This was because Bacolod, the island’s capital, had really no contact with the east coast for the greater part of the year Governor Weyler therefore suggested the creation of a comandancia Politico-Militar, comprising the territory of the pueblo de Tanjay and extending as far south as the mission of Bagajian near Tulong.

This was to be called “Negros del Sur,” and was to be headed by the Commandant of the Comandancia Politico-Militar of Escalante, founded by royal decree in 1859. The latter official, Cavalry Lieutenant Don Miguel Reguera, was to take his residence in Tanjay until otherwise instructed.

What then ensued was a lot of debate, haggling and gerrymandering when the plan took effect in 1890, Negros was indeed divided in two provinces, but not according to Weyler’s original delineation.

Instead of Norte and Sur, the island was divided into Negros Occidental and Negros Oriental, the powerful men in Bacolod masterfully succeeding in retaining for their province the well developed area of the entire northeastern section of the island [which really is in the oriental part of Negros!], placating Negros Oriental by tilting the boundary line a bit to the southeast, to include a portion of dense forests and road-less coasts from Bayawan to Basay.

Thus was born in 1890 the two provinces of Negros Oriental and Negros Occidental.

The Philippine Revolution

The next great event which sharply impinged upon the life of the people of Negros was the Philippine Revolution against Spain in 1896. In Negros, the local leaders were generally mestizo- Spanish ­ Filipino or Spanish-Filipino-Chinese, some of them with Chinese­ sounding names like Lacson or Locsin. These mestizo elites repre­sented a commingling of interests, the result of intermarriage between the Spanish overlords, the Filipino principalia or petty ruling classes, and the despised but moneyed Chinese merchant class.

But except for Pantaleon “Leon Kilat” Villegas, Don Diego de la Vina (1849-1920), a Spanish-Filipino-Chinese mestizo and a liberal arts graduate from the University of Oviedo, and a few young illustrados like the brothers Meliton and Demetria Larena, Hermenigildo Villanueva, Felipe Tayko, Luis Rotea, Pedro Tapia, Sergio Cinco, who were all students or graduates of colleges in Iloilo or Manila, 49 the rest of the Negros elites were disinterested, if not in fact, hostile to the revolution. Indeed, Bais and La Carlota mustered volunteers to defend their towns “against the Tagalogs,” while the former and Cadiz celebrated the Spanish recapture of the Cavite towns of Imus and Bacoor in 1896.

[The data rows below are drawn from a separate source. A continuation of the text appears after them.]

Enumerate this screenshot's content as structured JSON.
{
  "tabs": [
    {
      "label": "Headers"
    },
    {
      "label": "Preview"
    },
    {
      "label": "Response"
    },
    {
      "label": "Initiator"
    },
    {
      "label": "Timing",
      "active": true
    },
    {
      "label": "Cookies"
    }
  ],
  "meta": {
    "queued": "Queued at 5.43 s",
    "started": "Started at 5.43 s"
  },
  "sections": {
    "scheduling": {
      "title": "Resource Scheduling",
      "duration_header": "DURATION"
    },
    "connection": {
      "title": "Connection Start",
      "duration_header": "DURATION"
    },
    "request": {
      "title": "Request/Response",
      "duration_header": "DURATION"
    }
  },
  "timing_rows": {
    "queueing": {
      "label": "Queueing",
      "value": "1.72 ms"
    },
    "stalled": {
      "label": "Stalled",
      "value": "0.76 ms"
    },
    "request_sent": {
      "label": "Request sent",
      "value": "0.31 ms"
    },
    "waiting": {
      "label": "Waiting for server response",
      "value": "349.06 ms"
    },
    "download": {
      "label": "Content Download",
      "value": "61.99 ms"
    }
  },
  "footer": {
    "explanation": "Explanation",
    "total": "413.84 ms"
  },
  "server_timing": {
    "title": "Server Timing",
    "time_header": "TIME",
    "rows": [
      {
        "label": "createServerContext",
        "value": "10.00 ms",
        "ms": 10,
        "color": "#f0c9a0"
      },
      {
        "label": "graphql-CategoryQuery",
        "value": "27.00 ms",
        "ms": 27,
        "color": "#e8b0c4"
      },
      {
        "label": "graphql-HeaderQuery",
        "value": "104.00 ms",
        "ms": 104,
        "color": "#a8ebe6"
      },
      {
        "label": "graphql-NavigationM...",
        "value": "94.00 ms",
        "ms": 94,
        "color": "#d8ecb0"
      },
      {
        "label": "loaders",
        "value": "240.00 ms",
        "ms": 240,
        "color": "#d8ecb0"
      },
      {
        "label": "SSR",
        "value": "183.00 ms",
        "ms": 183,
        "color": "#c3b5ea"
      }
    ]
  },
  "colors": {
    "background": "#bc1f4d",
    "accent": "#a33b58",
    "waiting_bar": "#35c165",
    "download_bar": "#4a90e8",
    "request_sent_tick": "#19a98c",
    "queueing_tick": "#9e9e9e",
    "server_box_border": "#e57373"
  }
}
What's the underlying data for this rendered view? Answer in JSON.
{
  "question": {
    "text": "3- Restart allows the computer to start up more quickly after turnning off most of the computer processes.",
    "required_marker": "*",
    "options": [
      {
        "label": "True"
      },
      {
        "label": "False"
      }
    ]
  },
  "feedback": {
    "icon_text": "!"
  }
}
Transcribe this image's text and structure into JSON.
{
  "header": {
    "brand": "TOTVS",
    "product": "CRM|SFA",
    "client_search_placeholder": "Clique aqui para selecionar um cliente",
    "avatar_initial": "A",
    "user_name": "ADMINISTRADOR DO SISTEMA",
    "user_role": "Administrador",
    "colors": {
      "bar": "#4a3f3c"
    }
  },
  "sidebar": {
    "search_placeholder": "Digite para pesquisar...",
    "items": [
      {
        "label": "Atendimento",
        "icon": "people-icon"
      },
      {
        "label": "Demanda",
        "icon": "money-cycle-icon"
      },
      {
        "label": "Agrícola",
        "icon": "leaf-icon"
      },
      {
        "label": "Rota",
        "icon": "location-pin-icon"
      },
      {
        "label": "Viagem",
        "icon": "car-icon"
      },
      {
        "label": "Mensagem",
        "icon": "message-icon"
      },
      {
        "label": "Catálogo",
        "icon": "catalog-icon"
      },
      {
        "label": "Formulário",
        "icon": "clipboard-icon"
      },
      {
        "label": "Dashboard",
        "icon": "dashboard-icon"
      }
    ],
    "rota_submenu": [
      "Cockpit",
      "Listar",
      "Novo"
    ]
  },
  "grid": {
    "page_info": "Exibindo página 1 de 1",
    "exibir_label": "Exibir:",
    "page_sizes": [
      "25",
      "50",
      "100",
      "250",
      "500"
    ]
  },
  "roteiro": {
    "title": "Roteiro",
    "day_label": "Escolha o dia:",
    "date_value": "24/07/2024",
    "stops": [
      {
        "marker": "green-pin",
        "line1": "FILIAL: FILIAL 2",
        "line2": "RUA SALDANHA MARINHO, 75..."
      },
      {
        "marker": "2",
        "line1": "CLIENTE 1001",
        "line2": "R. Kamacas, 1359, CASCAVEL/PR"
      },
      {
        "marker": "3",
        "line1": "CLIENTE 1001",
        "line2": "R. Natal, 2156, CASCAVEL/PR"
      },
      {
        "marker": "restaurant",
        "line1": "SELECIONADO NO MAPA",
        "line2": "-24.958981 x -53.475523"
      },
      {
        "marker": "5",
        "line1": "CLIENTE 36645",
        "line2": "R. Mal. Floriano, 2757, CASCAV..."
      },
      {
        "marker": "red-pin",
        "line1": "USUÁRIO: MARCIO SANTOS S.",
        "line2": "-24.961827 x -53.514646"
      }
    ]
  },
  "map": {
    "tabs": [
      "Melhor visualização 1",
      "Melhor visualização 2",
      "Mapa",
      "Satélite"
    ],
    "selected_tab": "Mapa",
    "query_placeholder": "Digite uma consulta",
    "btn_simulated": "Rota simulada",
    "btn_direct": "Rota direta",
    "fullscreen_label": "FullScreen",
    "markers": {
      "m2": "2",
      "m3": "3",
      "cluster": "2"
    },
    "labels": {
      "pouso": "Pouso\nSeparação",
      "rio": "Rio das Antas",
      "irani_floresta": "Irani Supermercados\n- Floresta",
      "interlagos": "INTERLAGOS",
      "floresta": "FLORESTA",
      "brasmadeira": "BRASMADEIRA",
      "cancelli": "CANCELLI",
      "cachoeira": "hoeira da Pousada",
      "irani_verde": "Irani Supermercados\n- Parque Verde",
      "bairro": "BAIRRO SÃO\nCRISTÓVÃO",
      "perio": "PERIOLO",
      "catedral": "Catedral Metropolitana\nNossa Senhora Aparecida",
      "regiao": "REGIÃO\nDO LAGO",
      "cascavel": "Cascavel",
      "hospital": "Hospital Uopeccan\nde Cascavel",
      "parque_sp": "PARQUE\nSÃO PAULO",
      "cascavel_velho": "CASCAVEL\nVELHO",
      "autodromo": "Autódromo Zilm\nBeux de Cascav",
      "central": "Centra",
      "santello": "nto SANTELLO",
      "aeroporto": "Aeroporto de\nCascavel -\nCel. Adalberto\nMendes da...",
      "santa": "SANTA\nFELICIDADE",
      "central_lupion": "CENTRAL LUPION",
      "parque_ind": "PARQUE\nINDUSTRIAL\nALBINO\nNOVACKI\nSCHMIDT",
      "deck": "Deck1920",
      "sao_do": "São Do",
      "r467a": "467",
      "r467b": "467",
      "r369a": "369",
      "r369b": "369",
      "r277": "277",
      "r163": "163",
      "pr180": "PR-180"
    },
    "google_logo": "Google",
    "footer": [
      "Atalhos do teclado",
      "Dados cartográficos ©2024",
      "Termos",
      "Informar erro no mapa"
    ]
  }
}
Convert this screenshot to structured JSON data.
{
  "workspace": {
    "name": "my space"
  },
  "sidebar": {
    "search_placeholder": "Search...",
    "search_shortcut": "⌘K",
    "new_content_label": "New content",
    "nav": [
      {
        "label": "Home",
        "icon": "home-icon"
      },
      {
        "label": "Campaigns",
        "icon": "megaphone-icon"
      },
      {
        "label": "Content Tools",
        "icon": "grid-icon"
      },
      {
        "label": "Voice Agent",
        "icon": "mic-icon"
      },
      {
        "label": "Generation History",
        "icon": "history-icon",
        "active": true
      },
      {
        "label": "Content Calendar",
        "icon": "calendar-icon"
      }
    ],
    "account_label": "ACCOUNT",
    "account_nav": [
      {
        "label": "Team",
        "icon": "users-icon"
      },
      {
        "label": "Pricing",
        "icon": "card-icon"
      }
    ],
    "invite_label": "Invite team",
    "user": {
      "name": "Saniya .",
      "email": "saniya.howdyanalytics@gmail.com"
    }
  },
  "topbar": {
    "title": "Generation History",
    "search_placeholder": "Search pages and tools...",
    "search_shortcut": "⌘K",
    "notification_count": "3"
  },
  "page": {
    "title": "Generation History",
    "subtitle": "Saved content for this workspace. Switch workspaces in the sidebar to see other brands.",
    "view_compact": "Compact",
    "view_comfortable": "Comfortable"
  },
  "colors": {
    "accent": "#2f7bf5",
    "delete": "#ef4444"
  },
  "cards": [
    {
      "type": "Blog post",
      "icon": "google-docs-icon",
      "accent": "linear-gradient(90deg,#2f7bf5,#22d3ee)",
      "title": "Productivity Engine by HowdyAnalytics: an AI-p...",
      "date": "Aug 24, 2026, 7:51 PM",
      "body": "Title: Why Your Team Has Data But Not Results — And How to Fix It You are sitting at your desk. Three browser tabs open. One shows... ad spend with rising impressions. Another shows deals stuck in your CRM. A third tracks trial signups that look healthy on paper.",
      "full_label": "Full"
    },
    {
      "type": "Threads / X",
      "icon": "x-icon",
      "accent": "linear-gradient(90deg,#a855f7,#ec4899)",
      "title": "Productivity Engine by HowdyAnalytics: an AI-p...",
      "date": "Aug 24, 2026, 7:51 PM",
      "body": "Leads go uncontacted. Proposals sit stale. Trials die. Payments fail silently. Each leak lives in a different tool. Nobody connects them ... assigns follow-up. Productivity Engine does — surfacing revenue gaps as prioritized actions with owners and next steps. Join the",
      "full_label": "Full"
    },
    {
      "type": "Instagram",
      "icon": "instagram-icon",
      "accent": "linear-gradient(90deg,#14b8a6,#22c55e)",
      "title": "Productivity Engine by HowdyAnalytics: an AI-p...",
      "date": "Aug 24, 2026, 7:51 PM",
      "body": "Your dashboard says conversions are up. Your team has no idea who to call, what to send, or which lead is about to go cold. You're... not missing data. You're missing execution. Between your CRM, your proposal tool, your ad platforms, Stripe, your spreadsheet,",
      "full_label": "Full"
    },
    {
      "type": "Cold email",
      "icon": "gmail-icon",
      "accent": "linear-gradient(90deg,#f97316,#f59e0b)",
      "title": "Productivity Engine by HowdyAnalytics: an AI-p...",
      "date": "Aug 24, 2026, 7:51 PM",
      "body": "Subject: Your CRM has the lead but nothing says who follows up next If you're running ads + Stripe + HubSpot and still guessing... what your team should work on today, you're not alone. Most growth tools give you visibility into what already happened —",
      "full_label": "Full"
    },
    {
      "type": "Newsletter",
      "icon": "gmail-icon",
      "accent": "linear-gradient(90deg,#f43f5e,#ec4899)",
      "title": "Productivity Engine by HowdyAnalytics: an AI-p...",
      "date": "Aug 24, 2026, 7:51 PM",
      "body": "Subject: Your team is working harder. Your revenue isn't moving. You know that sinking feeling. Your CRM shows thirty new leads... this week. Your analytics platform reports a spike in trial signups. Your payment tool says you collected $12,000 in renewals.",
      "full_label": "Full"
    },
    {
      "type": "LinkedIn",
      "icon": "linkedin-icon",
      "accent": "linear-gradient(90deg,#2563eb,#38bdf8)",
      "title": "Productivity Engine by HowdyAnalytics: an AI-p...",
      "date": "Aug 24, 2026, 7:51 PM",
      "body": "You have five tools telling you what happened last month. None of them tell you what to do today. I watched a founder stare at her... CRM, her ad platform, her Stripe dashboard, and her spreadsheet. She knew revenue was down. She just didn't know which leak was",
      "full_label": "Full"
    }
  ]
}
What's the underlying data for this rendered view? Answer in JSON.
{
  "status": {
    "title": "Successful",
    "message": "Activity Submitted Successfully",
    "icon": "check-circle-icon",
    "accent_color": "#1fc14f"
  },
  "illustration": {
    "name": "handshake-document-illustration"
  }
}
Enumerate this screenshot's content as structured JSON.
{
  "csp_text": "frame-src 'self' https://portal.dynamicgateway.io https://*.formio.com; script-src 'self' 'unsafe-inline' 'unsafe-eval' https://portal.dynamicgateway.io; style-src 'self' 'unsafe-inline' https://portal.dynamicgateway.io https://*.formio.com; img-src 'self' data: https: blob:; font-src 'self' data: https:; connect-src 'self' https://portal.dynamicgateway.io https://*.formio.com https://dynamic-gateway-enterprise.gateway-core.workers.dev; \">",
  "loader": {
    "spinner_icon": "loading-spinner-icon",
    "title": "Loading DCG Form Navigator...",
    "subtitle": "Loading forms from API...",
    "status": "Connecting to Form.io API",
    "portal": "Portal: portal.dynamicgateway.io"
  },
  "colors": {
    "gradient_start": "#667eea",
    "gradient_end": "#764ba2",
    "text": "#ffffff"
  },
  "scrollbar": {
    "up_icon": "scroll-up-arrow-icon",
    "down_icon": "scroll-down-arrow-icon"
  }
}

The fact is that Leon Kilat was the only one from Negros who had voluntarily enlisted in the Philippine Revolutionary Army in 1897.But there was no revolutionary army to speak of in Negros. As late as April 5, 1898, the Spanish Governor of Negros Oriental would report to the Governor General that the inhabitants of this province were “peaceful in character,” and that “no associations whether authorized or secret existed.”Thus, Leon Kilat had to go to Cebu to take command of the revolutionary forces in that province till his assassination at Carcar on April 8, 1898.

The fact is that actual conflict in Negros did not take place until after the American capture of Manila on August 13, 1898. When General Diego de los Rios, commanding officer of all Spanish forces in Visayas,and Mindanao, sought to continue the Spanish colonial government from his headquarters in Iloilo, Filipino leaders in Negros rose to action. Under the command of General Juan Araneta, Negros Occidental raised the standard of revolt on November 5, 1898,with the Spaniards in Bacolod promptly capitulating the following day. Within a week, revolutionary forces in Negros Oriental under the command of General Diego de la Vina likewise drove away the last of the Spanish troops and colonial officials from Negros Oriental.